5 comments:

Incoherent Ponderer said...

Doug, as usual any kind ranking riles up a lot of people. I did top 50 simply because this is what I had time for. I got pretty tired around top 40, but decided to extend it a little. In the end - these are just numbers, and objective numbers, unlike various "perceived quality" rankings.

I would love to see numbers for EE, MSE etc. as well - as I discuss in my post. A lot of my classmates who got degrees in physics went on to get faculty jobs in EE or MatSci - one of them did so without any postdoc experience, which is almost unheard of in physics. Perhaps this is one of the reasons places like MIT or Urbana don't stack up in normalized numbers as well - perhaps their graduates go into many other disciplines.

In several of my previous posts I mentioned the mentality of postdocs going on the job market who would only apply to top research places, and only within physics departments and would scoff at anything lesser. One postdoc I knew ridiculed me for even bringing up a school that is typically ranked in top 100 but probably not top 50, and similarly had very low opinion of materials science programs. Well, he is now unsuccessful on the job market for the second time in a row and is scrambling to find something - anything really, since his postdoc is up.

Well, the table, however limited in size, provides some perspective as to how many people get hired at these places and how hugely competitive this whole job search enterprise is.

The numbers should be correct, though - I could send you my Stanford column if you want to check against your friends. I am not at all that surprised you know a large fraction of them.

Incoherent Ponderer said...

Here's the Stanford column.

Harvard University 1
Princeton University 2
Massachusetts Inst of Technology 2
University of California-Berkeley 1
California Institute Technology
Cornell University 1
University of Chicago 1
U of Illinois at Urbana-Champaign 2
Stanford University
Univ of California-Santa Barbara
University of Texas at Austin
Columbia University
Yale University 2
University of Washington 1
Univ of California-Los Angeles
Univ of California-San Diego 1
University of Pennsylvania
University of Maryland College Park
University of Michigan
Rutgers State Univ-New Brunswick
University of Wisconsin-Madison 2
State U of New York-Stony Brook
University of Minnesota
Ohio State University
University of Rochester a
Brown University
University of Rochester
Carnegie Mellon University
Johns Hopkins University 1
Rockefeller University
Purdue University 2
Michigan State University
University of California-Irvine 2
Indiana University
CUNY - Grad Sch & Univ Center
University of Florida
Northwestern University 1
University of Colorado 2
Boston University
University of Pittsburgh
Duke University
Florida State University
Rice University 1
Brandeis University
University of Arizona
University of Virginia 1
Texas A&M University 1
Univ of California-Santa Cruz
Iowa State University
University of Southern California

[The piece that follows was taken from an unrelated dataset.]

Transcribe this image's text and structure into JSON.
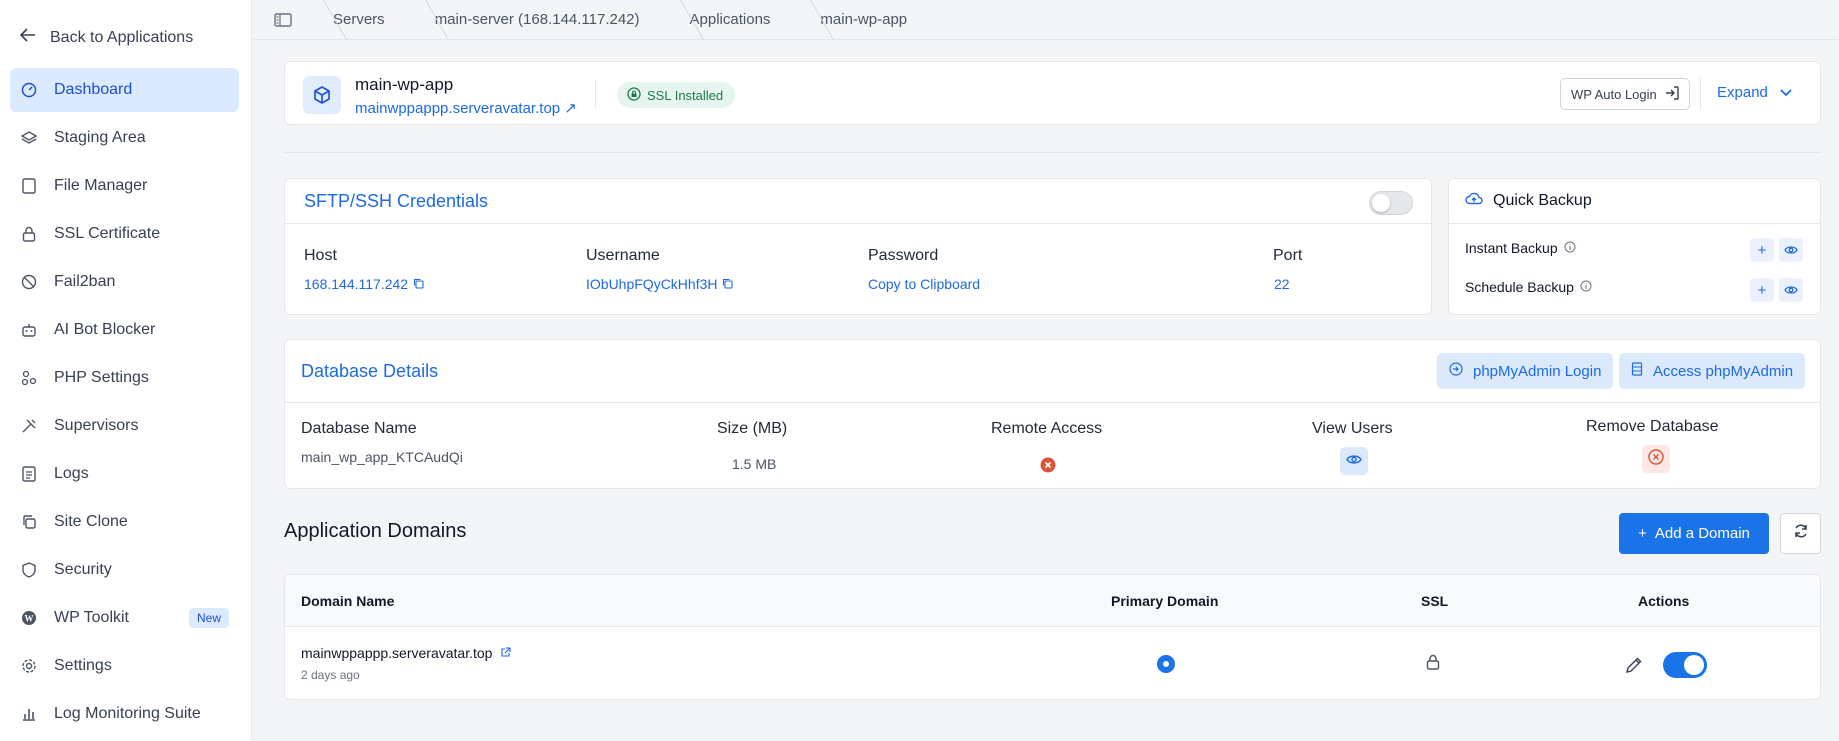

Let me know if you find any discrepancies - perhaps I relied on AIP Graduate Program listings (most of which use 2005-2006 data) too much.

Doug Natelson said...

Hmm. Yeah, I can match up the names I had in mind with that listing. I'm surprised that I'm that well-networked. I know we basically agree about the culture of physics, btw....

The new NRC rankings should be very interesting. While the top 8-10 are unlikely to shift much, I bet there's been some shuffling since 1995. Though, as we know, trying to encompass something as complex as this in a single ranking number is silly.

Kun Gao said...

From an applicant's view, the rank more or less has its meaning as a guide for the choice of phd study.Of coures,the reasons e.g. individual preference,weather condition,city or country are all the key points except the pure academic level.

Bernard said...

If you think you got the "he's gone loopy" look for considering taking a job offer from a college... try telling people you're considering teaching high school after doing graduate work... :)

Of course, it's the same problem with everything (and the irony of the information age): The big names get a disproportionate share of attention, which allows them to command a disproportionate share of attention. It's a networking thing, I think -- isn't something like 90% of all traffic routed through something like 5 top sites? Not all nodes are created equal! :)